Do you follow a diversity, equity, and inclusion dashboards which shows the retention rate for women, the number of women in leadership positions, employee engagement numbers, and inclusion sentiment, the percentage of employees who report feeling welcome and included, etc?
My sense is that, like Standard Chartered, many of these metrics have existed for some time and are regularly reviewed by executive teams. Quotas and scorecards have also been used by many governments, for example, Italy imposed a 30 percent female target for all boards in 2010 and by 2016 they achieved it! So metrics and dashboards certainly have a place, but also may drive several unintended consequences through for example pubic pressure.
The issue is more complex that just a set of data. Driving the agenda across the bank has required sponsorship and commitment of our senior leaders, rigorous governance at each level of our organization and targeted action.
I am interested to hear more about “inclusion sentiment” – that does feel like something we should explore!
D&I continues to be frustrating and challenging for companies and that's why we have this huge gap. Why are we failing? What are the top challenges?
Simply put, it’s not easy. Like any adaptive challenge, there is no obvious “silver bullet”. Change takes time and some of the blockers are very deep-rooted e.g. communication styles, resistance to change, cultural stereotypes, unconscious bias, acceptance inequity etc. of differing views, wage inflation and basic respect!
What is the most overlooked inclusion issue in any organization?
I can’t speak for all organizations, but some basic, practical challenges can be quickly overcome and “signpost” good intent. For example, creating inclusive gender neutral restroom in India, democratizing access to signature leadership programs through self-nomination or including all “Partners” on all our medical and life insurance plans…including Malaysia.
At a baseline level, there is a need for all colleagues to be able to articulate the business case for inclusion, building their understanding of their own unconscious biases and truly ‘seeing more in others’
How do you see inclusive leadership and what are the top traits of an inclusive leader? How can companies ensure they have leaders who can create impact in a diverse workforce?
It’s going to be a critical skill for People Leaders. At a baseline level, there is a need for all colleagues to be able to articulate the business case for inclusion, building their understanding of their own unconscious biases and truly “seeing more in others” – one of the bank’s valued behaviors. That’s the focus of the bank’s inclusive leadership program which over 83 percent of our leaders have completed.
Where do you see diversity and inclusion five years down the line?
I sincerely hope things will change, but it is not going to happen by osmosis.

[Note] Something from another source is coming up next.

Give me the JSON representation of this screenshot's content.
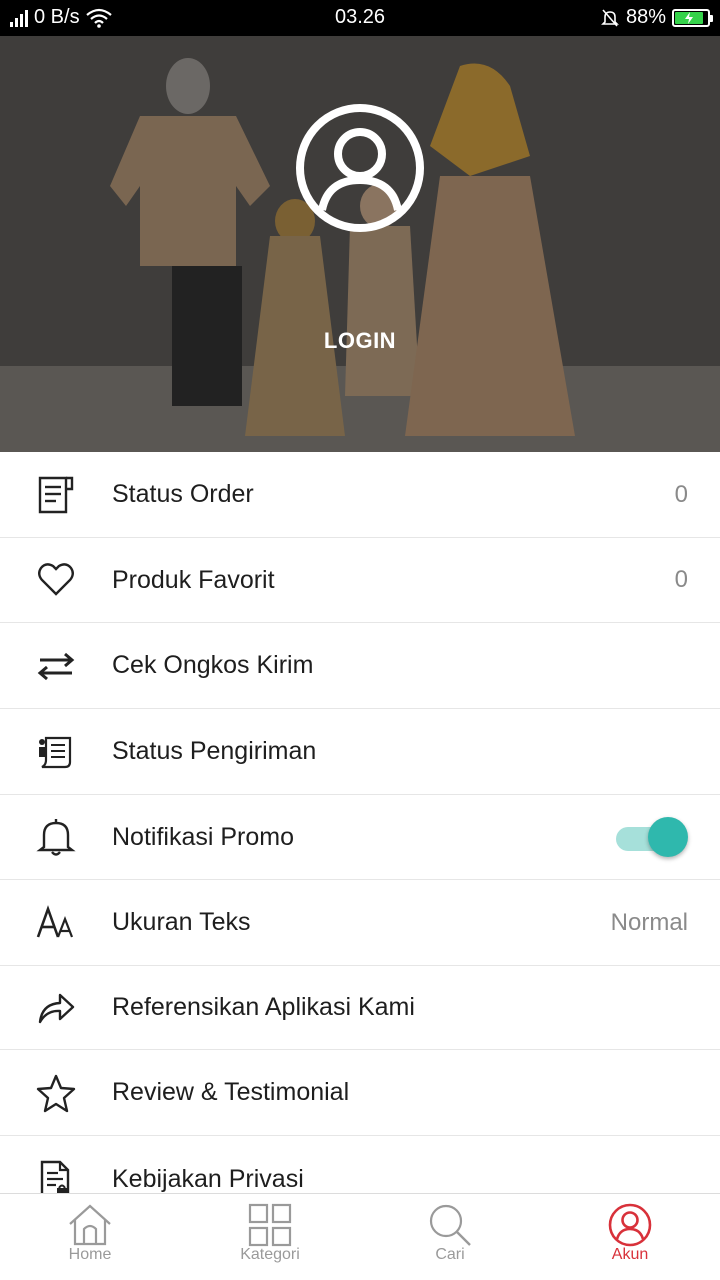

It takes hard work and effort, a shift in mindset, etc. I see it consuming business leaders and HR practioners for some years to come.